■ ASSIGNMENT:
Nothing left out, nothing added: return the full set of records.

■ EXERCISE MATERIAL:

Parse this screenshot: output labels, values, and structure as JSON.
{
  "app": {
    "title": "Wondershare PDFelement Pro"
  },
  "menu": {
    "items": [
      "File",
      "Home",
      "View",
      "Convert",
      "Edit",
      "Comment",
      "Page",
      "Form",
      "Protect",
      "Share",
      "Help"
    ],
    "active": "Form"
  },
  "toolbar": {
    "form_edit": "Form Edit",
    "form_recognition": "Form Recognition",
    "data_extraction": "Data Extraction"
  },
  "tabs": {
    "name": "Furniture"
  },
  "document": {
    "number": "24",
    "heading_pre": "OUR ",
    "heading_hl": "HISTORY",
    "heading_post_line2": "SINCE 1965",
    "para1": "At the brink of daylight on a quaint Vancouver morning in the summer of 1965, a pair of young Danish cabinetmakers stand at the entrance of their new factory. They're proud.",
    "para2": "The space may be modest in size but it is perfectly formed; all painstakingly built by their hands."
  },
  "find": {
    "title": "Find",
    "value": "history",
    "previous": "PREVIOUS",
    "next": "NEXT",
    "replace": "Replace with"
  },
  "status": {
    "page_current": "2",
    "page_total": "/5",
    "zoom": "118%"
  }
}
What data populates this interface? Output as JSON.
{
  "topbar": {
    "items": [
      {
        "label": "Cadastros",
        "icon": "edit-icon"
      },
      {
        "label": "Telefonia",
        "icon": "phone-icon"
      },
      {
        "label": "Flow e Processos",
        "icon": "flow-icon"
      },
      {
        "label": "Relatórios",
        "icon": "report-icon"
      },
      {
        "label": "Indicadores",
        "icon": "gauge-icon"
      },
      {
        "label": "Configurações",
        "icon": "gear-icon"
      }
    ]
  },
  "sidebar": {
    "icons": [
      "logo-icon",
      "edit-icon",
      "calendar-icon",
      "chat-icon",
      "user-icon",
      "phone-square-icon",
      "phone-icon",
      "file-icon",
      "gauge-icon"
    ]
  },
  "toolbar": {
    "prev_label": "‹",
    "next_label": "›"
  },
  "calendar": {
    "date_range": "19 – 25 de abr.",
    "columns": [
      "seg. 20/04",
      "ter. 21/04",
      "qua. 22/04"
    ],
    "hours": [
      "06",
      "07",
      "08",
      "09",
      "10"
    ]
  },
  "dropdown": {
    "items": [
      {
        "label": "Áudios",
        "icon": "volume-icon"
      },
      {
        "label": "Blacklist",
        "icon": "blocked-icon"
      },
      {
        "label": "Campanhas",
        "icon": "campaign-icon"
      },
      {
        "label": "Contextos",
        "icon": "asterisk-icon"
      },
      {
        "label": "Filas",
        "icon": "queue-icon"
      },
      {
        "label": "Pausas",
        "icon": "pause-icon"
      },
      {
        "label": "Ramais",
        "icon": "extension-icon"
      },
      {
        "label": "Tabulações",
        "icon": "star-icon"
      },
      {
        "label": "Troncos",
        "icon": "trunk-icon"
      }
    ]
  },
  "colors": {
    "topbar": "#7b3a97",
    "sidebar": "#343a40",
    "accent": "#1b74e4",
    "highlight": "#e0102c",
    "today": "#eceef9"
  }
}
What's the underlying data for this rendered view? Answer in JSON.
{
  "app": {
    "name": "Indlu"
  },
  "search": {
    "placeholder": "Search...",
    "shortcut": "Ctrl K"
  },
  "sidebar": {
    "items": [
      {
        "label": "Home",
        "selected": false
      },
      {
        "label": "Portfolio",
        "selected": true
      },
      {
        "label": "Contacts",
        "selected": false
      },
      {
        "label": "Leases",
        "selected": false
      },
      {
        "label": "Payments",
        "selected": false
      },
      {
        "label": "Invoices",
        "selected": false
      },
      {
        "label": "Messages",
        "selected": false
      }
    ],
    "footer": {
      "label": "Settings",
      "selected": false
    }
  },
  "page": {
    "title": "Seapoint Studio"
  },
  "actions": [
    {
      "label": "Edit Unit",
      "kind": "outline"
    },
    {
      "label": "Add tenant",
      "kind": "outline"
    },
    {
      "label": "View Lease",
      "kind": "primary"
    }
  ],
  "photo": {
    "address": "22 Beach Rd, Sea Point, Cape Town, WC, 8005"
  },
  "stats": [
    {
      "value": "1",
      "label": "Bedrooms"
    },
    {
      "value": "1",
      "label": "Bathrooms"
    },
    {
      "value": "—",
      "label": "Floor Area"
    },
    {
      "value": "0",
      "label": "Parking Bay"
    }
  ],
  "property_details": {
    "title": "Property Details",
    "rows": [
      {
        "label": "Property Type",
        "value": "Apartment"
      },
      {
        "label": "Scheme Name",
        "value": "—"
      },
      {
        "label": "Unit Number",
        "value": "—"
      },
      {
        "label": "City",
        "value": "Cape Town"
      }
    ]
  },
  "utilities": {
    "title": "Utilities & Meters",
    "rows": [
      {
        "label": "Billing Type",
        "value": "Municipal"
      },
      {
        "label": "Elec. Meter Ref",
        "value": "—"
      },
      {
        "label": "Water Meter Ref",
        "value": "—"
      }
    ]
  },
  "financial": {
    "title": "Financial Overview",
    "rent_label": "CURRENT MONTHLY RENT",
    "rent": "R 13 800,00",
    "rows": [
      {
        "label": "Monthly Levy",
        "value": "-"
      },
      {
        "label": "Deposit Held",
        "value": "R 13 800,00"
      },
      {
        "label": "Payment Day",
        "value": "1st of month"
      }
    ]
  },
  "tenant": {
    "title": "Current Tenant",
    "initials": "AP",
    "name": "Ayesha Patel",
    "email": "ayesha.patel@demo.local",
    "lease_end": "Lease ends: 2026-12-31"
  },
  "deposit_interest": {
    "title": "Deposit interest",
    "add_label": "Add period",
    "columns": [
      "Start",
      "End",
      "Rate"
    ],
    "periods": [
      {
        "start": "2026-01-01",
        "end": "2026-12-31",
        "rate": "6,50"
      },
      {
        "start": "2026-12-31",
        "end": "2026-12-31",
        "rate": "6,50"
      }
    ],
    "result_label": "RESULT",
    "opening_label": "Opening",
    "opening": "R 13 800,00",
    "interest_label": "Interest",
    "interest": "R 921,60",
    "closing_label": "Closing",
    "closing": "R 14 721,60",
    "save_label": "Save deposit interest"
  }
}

■ RESULT OF THIS EXERCISE:
Parse this screenshot: output labels, values, and structure as JSON.
{
  "app": {
    "title": "Wondershare PDFelement Pro"
  },
  "menu": {
    "items": [
      "File",
      "Home",
      "View",
      "Convert",
      "Edit",
      "Comment",
      "Page",
      "Form",
      "Protect",
      "Share",
      "Help"
    ],
    "active": "Form"
  },
  "toolbar": {
    "form_edit": "Form Edit",
    "form_recognition": "Form Recognition",
    "data_extraction": "Data Extraction"
  },
  "tabs": {
    "name": "Furniture"
  },
  "document": {
    "number": "24",
    "heading_pre": "OUR ",
    "heading_hl": "HISTORY",
    "heading_post_line2": "SINCE 1965",
    "para1": "At the brink of daylight on a quaint Vancouver morning in the summer of 1965, a pair of young Danish cabinetmakers stand at the entrance of their new factory. They're proud.",
    "para2": "The space may be modest in size but it is perfectly formed; all painstakingly built by their hands."
  },
  "find": {
    "title": "Find",
    "value": "history",
    "previous": "PREVIOUS",
    "next": "NEXT",
    "replace": "Replace with"
  },
  "status": {
    "page_current": "2",
    "page_total": "/5",
    "zoom": "118%"
  }
}
What data populates this interface? Output as JSON.
{
  "topbar": {
    "items": [
      {
        "label": "Cadastros",
        "icon": "edit-icon"
      },
      {
        "label": "Telefonia",
        "icon": "phone-icon"
      },
      {
        "label": "Flow e Processos",
        "icon": "flow-icon"
      },
      {
        "label": "Relatórios",
        "icon": "report-icon"
      },
      {
        "label": "Indicadores",
        "icon": "gauge-icon"
      },
      {
        "label": "Configurações",
        "icon": "gear-icon"
      }
    ]
  },
  "sidebar": {
    "icons": [
      "logo-icon",
      "edit-icon",
      "calendar-icon",
      "chat-icon",
      "user-icon",
      "phone-square-icon",
      "phone-icon",
      "file-icon",
      "gauge-icon"
    ]
  },
  "toolbar": {
    "prev_label": "‹",
    "next_label": "›"
  },
  "calendar": {
    "date_range": "19 – 25 de abr.",
    "columns": [
      "seg. 20/04",
      "ter. 21/04",
      "qua. 22/04"
    ],
    "hours": [
      "06",
      "07",
      "08",
      "09",
      "10"
    ]
  },
  "dropdown": {
    "items": [
      {
        "label": "Áudios",
        "icon": "volume-icon"
      },
      {
        "label": "Blacklist",
        "icon": "blocked-icon"
      },
      {
        "label": "Campanhas",
        "icon": "campaign-icon"
      },
      {
        "label": "Contextos",
        "icon": "asterisk-icon"
      },
      {
        "label": "Filas",
        "icon": "queue-icon"
      },
      {
        "label": "Pausas",
        "icon": "pause-icon"
      },
      {
        "label": "Ramais",
        "icon": "extension-icon"
      },
      {
        "label": "Tabulações",
        "icon": "star-icon"
      },
      {
        "label": "Troncos",
        "icon": "trunk-icon"
      }
    ]
  },
  "colors": {
    "topbar": "#7b3a97",
    "sidebar": "#343a40",
    "accent": "#1b74e4",
    "highlight": "#e0102c",
    "today": "#eceef9"
  }
}
What's the underlying data for this rendered view? Answer in JSON.
{
  "app": {
    "name": "Indlu"
  },
  "search": {
    "placeholder": "Search...",
    "shortcut": "Ctrl K"
  },
  "sidebar": {
    "items": [
      {
        "label": "Home",
        "selected": false
      },
      {
        "label": "Portfolio",
        "selected": true
      },
      {
        "label": "Contacts",
        "selected": false
      },
      {
        "label": "Leases",
        "selected": false
      },
      {
        "label": "Payments",
        "selected": false
      },
      {
        "label": "Invoices",
        "selected": false
      },
      {
        "label": "Messages",
        "selected": false
      }
    ],
    "footer": {
      "label": "Settings",
      "selected": false
    }
  },
  "page": {
    "title": "Seapoint Studio"
  },
  "actions": [
    {
      "label": "Edit Unit",
      "kind": "outline"
    },
    {
      "label": "Add tenant",
      "kind": "outline"
    },
    {
      "label": "View Lease",
      "kind": "primary"
    }
  ],
  "photo": {
    "address": "22 Beach Rd, Sea Point, Cape Town, WC, 8005"
  },
  "stats": [
    {
      "value": "1",
      "label": "Bedrooms"
    },
    {
      "value": "1",
      "label": "Bathrooms"
    },
    {
      "value": "—",
      "label": "Floor Area"
    },
    {
      "value": "0",
      "label": "Parking Bay"
    }
  ],
  "property_details": {
    "title": "Property Details",
    "rows": [
      {
        "label": "Property Type",
        "value": "Apartment"
      },
      {
        "label": "Scheme Name",
        "value": "—"
      },
      {
        "label": "Unit Number",
        "value": "—"
      },
      {
        "label": "City",
        "value": "Cape Town"
      }
    ]
  },
  "utilities": {
    "title": "Utilities & Meters",
    "rows": [
      {
        "label": "Billing Type",
        "value": "Municipal"
      },
      {
        "label": "Elec. Meter Ref",
        "value": "—"
      },
      {
        "label": "Water Meter Ref",
        "value": "—"
      }
    ]
  },
  "financial": {
    "title": "Financial Overview",
    "rent_label": "CURRENT MONTHLY RENT",
    "rent": "R 13 800,00",
    "rows": [
      {
        "label": "Monthly Levy",
        "value": "-"
      },
      {
        "label": "Deposit Held",
        "value": "R 13 800,00"
      },
      {
        "label": "Payment Day",
        "value": "1st of month"
      }
    ]
  },
  "tenant": {
    "title": "Current Tenant",
    "initials": "AP",
    "name": "Ayesha Patel",
    "email": "ayesha.patel@demo.local",
    "lease_end": "Lease ends: 2026-12-31"
  },
  "deposit_interest": {
    "title": "Deposit interest",
    "add_label": "Add period",
    "columns": [
      "Start",
      "End",
      "Rate"
    ],
    "periods": [
      {
        "start": "2026-01-01",
        "end": "2026-12-31",
        "rate": "6,50"
      },
      {
        "start": "2026-12-31",
        "end": "2026-12-31",
        "rate": "6,50"
      }
    ],
    "result_label": "RESULT",
    "opening_label": "Opening",
    "opening": "R 13 800,00",
    "interest_label": "Interest",
    "interest": "R 921,60",
    "closing_label": "Closing",
    "closing": "R 14 721,60",
    "save_label": "Save deposit interest"
  }
}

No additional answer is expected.